Task objective
Line by line, give the data again exactly as it appears, but without pictures.

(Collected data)
● ● ● ● ● ● ●

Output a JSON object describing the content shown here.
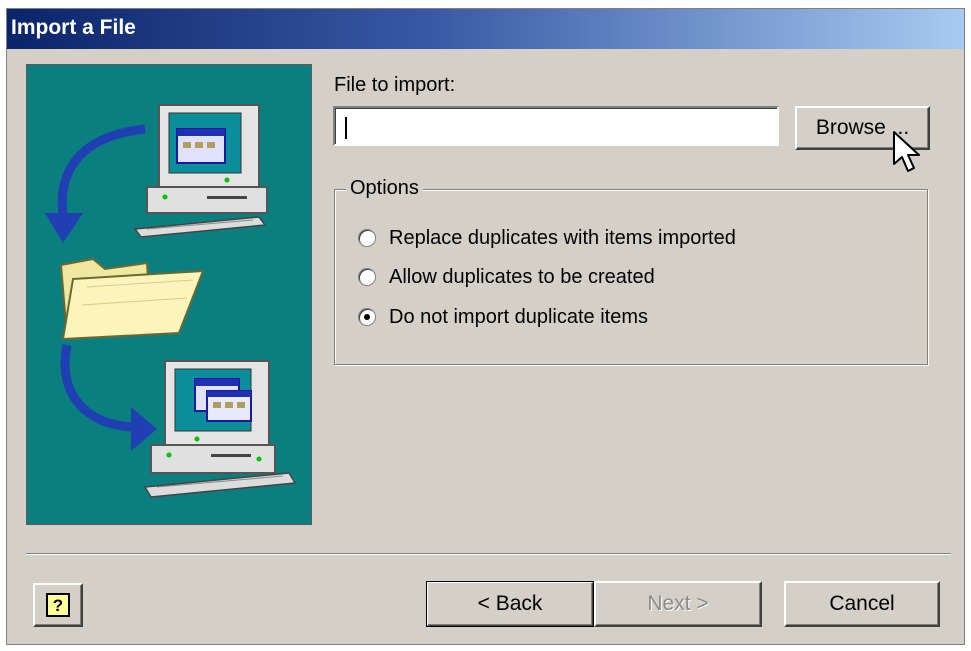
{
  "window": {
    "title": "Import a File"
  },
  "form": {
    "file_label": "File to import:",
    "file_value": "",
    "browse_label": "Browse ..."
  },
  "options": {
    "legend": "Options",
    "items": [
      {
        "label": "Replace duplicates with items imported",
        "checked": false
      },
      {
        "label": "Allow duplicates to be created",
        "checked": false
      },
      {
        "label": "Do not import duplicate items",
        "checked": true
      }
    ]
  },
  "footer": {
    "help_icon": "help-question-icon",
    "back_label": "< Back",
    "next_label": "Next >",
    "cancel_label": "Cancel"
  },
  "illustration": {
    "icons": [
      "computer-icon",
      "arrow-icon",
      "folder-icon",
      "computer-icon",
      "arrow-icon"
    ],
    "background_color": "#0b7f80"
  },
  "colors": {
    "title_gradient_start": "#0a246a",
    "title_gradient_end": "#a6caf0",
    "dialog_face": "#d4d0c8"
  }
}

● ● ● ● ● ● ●

Final answer
Output a JSON object describing the content shown here.
{
  "window": {
    "title": "Import a File"
  },
  "form": {
    "file_label": "File to import:",
    "file_value": "",
    "browse_label": "Browse ..."
  },
  "options": {
    "legend": "Options",
    "items": [
      {
        "label": "Replace duplicates with items imported",
        "checked": false
      },
      {
        "label": "Allow duplicates to be created",
        "checked": false
      },
      {
        "label": "Do not import duplicate items",
        "checked": true
      }
    ]
  },
  "footer": {
    "help_icon": "help-question-icon",
    "back_label": "< Back",
    "next_label": "Next >",
    "cancel_label": "Cancel"
  },
  "illustration": {
    "icons": [
      "computer-icon",
      "arrow-icon",
      "folder-icon",
      "computer-icon",
      "arrow-icon"
    ],
    "background_color": "#0b7f80"
  },
  "colors": {
    "title_gradient_start": "#0a246a",
    "title_gradient_end": "#a6caf0",
    "dialog_face": "#d4d0c8"
  }
}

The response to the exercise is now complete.